Tens of thousands of people have been forced from their homes due to the flooding that has left parts of the western United States underwater.
Rising waters have turned roads and highways into raging rivers, causing (m) millions of dollars in damage.
Seventy counties have been declared disaster areas since a series of storms began swamping the region with snow and rain December 26.
Major roads and highways in the states of Idaho, Nevada, Oregon, Washington and California were closed as surging rivers and mudslides took their toll Friday.
In Sacramento County, California, the Cosumnes River overflowed its banks and levees, forcing residents to flee.
Many residents attempting to reach dry land had to drive through water above their car wheels.
In the Californian town of Rio Vista, floodwaters were receding, but mudslides and flooding closed roads and knocked out power, telephone and water service.
Road and rail services were set to be disrupted for weeks to come.
"This is bad."
Q: How long do you think it will take to fix it?
"It wouldn't take them too long, see the problem is, right now, they've got a lot of things going on up at the canyon that's holding up freight right now. This would probably be a couple of days' job right here to fix this."
SUPER CAPTION: Jeff Snider, railway worker
Authorities now blame at least 22 deaths on the storms that have triggered widespread flooding.
Governors of five Western states have declared states of emergency in 72 counties since being deluged with non-stop storms that began the day after Christmas.
Up to 12,000 people were evacuated from their homes in Sacramento County, and as many as 95,000 people were evacuated from Yuba and Sutter Counties on the flooded Feather River.
Authorities feared that other nearby levees might also break and crews were called in to shore up weak spots.
In Dayton, east of Carson City, flood waters from the Carson River flooded 30 homes.
The last time the Carson Valley faced severe flooding was in 1986, but the floods this time round are substantially worse.
Country officials say the river was more than four feet above flood stage in the Carson Valley by late Thursday, with upstream monitors recording flows as high as 23- thousand cubic feet per second.
Some residents made an attempt to secure their properties with sandbags, but that seemed fruitless.
With the water levels creeping ever higher, many had no choice but to pile the furniture up from the floor and hope for a lucky escape.

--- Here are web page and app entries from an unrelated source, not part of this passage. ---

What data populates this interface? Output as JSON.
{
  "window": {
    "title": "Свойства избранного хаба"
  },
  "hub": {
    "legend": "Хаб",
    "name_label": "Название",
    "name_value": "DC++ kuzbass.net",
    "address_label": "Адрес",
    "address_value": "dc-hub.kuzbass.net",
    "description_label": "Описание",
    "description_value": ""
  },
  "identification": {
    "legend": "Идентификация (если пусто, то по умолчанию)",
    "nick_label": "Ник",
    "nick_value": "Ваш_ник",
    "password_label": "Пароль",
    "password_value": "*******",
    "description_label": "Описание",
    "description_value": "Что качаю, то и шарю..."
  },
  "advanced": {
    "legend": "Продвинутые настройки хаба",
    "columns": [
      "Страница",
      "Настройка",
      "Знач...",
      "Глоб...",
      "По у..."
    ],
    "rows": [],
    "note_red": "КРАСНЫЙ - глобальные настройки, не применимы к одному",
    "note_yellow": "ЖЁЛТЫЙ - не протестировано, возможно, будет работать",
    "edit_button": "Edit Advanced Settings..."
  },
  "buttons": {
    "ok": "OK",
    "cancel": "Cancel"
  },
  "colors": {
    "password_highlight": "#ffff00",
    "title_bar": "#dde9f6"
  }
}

The Californian towns of Yuba City, Marysville, Linda and Olivehurst along the Feather River, were virtually ghost towns after tens of thousands evacuated on Thursday night.
Authorities ordered residents from their homes as levees showed signs of weakening.
"The city of Yuba City has been evacuated. The urban area is pretty well out of the city now, under the mandatory issue of last night. That's probably around 30 to 40 thousand people out of town.
Q: And Marysville as well?
Marysville evacuated the same time last night.
Q: Are we talking close to 100 thousand people?
I think your estimate is high at 100 thousand, closer to 60 thousand.
Q: And where have all these people gone?
Like we were telling them last night, out. Find a road that's open and leave the vicinity."
SUPER CAPTION: Dan McVey, Assistant Director of Community Services, Sutter County
One levee broke, swamping orchards.
By Friday, thousands of acres were under a layer of muddy water, and the roofs of homes and farms were all that could be seen in many areas.